Then, he and his contractors cross-reference other social metrics – their Kred scores, Alexa rankings, how popular their blog is, how often they’re retweeted, how often they’re quoted or mentioned in Google search results, and more. Fidelman is aiming for seven or eight data points, which he turns into a weighted average. Then he narrows the list to twenty-five, and runs a final check to make sure the finalists haven’t gamed the system by purchasing fake Twitter followers. His last step is a spot check with industry insiders: “Do these top five sound right or not?”
Once the list is solidified, Fidelman ensures the effort won’t go to waste. He uses a graphic designer in Eastern Europe, who charges only $10 an hour, to turn the influencer list into an infographic. “I try to make my content shareable as much as possible,” he says. “I might create a SlideShare about it. I think, how do I repurpose this information so it spreads far and wide?” He’ll even follow up by asking each influencer for one tip about succeeding in their field, and will put them into an e-book. He sets up a landing page for the e-book and requests the e-mail address of people who’d like to download it. “That gets leads for my client,” he says, “and most of the top twenty-five are helping me promote it because they’re in it.” He’s managed to leverage the most powerful people in an industry to generate leads for his client.
Spending one hundred hours to create one blog post sounds like madness, but it’s a winning formula for Fidelman. “The whole reason is to pay it forward to these influencers,” he says. “If I recognise them in a big way, they’ll repay me or my client fivefold. I develop pretty strong relationships with ninety percent of them. If I know the most influential people in an industry, it makes me more valuable to my clients.”

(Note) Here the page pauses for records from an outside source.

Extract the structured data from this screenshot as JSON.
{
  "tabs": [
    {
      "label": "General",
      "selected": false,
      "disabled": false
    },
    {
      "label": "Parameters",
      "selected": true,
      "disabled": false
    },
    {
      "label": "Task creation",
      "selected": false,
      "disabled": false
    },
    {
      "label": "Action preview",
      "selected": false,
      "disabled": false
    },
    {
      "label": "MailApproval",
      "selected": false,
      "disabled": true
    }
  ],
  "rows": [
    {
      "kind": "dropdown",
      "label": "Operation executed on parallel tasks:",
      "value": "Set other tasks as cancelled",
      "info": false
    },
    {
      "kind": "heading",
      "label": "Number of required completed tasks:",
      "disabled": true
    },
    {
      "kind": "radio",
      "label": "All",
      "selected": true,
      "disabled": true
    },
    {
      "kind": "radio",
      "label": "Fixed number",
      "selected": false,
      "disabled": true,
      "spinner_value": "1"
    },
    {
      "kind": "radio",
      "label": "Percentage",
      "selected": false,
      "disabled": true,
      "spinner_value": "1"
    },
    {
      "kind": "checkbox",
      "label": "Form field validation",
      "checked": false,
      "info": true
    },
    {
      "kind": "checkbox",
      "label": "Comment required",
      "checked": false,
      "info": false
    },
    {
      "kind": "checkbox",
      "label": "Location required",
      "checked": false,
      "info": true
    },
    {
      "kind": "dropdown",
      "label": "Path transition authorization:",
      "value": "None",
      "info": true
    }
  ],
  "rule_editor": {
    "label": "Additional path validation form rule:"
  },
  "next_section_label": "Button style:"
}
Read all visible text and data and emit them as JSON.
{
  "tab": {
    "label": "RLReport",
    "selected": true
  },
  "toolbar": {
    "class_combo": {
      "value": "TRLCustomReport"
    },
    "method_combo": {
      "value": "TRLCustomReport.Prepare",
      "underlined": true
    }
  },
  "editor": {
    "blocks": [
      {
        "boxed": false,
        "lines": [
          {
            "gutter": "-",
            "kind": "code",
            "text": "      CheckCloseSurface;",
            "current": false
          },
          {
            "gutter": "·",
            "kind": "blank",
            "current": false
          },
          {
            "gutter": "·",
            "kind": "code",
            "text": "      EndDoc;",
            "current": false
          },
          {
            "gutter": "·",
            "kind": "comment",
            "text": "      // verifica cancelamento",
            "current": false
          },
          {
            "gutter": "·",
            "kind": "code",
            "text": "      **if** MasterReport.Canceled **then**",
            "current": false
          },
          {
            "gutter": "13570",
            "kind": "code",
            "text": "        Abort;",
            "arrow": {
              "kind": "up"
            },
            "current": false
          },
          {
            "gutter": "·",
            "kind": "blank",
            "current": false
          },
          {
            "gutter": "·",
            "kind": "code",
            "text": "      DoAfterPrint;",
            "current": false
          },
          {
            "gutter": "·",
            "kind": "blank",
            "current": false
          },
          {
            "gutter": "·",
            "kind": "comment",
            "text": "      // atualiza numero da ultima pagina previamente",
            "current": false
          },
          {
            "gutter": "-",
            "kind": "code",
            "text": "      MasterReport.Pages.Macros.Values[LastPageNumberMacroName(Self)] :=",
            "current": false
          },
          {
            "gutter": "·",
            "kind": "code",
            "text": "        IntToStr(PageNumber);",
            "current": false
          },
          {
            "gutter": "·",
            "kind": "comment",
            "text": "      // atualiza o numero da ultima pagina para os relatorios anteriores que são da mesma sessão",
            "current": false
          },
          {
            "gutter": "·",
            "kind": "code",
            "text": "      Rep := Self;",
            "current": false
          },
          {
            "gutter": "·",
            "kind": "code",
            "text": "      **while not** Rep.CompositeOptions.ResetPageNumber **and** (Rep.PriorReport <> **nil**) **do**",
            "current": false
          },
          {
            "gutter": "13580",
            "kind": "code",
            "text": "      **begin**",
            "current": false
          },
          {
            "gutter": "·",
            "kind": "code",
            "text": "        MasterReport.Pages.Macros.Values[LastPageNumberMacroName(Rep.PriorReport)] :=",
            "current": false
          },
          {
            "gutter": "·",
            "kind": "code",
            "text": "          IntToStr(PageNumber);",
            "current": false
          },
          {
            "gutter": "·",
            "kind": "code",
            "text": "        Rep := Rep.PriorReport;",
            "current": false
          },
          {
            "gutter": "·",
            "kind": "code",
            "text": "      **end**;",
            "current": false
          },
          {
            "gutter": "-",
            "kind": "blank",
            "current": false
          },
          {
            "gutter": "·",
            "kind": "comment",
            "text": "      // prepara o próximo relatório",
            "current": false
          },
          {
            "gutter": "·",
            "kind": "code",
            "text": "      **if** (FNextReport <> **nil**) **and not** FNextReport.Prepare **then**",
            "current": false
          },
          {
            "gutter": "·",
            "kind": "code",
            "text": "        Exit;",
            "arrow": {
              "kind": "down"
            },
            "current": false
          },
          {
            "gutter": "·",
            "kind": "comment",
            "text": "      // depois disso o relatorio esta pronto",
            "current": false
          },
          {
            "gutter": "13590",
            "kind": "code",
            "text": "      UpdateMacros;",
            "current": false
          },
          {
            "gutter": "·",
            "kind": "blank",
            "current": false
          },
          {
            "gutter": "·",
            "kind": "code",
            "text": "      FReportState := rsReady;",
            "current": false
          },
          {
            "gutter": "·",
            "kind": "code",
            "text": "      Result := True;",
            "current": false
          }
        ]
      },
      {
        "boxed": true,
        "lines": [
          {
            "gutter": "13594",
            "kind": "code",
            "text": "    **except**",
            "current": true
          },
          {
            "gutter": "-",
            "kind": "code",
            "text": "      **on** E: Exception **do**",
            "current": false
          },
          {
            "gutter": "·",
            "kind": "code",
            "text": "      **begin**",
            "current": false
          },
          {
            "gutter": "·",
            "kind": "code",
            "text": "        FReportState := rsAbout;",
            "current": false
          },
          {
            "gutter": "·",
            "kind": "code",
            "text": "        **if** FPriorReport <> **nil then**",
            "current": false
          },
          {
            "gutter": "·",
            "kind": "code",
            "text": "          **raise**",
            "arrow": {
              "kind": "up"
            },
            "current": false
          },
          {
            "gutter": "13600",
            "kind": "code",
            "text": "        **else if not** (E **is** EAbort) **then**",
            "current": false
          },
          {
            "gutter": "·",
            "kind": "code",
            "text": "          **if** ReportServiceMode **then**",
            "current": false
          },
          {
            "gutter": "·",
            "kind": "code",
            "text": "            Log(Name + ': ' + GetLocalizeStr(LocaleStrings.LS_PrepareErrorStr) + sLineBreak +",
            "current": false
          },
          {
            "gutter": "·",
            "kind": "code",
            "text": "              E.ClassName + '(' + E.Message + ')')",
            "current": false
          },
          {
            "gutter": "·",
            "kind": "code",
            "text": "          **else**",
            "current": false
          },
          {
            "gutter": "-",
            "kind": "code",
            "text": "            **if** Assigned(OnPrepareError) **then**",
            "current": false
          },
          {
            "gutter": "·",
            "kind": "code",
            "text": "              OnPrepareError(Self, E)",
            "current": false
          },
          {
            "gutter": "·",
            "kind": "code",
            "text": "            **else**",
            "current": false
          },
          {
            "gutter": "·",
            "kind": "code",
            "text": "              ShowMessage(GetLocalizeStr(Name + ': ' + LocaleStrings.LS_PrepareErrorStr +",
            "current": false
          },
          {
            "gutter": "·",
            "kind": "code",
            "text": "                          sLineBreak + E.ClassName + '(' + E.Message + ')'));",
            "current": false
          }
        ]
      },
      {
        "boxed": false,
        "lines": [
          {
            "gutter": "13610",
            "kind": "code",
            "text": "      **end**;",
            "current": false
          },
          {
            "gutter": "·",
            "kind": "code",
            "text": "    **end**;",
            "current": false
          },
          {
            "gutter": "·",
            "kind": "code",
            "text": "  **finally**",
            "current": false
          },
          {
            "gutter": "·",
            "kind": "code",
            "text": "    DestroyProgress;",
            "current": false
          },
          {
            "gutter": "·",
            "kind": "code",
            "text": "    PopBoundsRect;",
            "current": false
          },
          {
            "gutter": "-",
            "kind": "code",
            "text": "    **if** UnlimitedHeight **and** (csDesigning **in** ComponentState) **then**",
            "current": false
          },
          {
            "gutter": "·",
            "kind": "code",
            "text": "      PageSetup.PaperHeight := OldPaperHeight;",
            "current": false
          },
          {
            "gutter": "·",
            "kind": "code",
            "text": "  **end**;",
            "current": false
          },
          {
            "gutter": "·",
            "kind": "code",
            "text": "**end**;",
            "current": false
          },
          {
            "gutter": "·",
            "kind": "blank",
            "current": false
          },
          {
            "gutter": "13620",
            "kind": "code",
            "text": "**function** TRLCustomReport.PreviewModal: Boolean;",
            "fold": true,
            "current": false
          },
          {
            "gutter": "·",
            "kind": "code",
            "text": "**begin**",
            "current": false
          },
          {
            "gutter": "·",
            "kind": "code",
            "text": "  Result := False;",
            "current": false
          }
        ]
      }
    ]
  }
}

The whole process is a carefully constructed win-win. Fidelman provides interesting research to the public (most readers are quite interested in who the top players are in a given industry, as evinced by the hundreds of thousands of views his posts have generated). He gives public recognition to thoughtful professionals who are at the top of their field. And in the process, he educates himself about various industries and builds personal connections that may be valuable to his clients or prospective clients. These days, we’re all busy. No one has a spare hour, much less a spare hundred, to conduct research. But as Fidelman shows, you can cleverly combine brand building, networking, and professional development, and make it an integral part of how you do business.[/ms-protect-content]
About the Author
Dorie Clark is the author of Reinventing You and Stand Out, which was named the #1 Leadership Book of 2015 by Inc. magazine. A former presidential campaign spokeswoman, she teaches at Duke University’s Fuqua School of Business, and is a consultant and speaker for clients such as Google, Morgan Stanley, and the World Bank. You can download her free 42-page Stand Out Self-Assessment Workbook and learn more at dorieclark.com.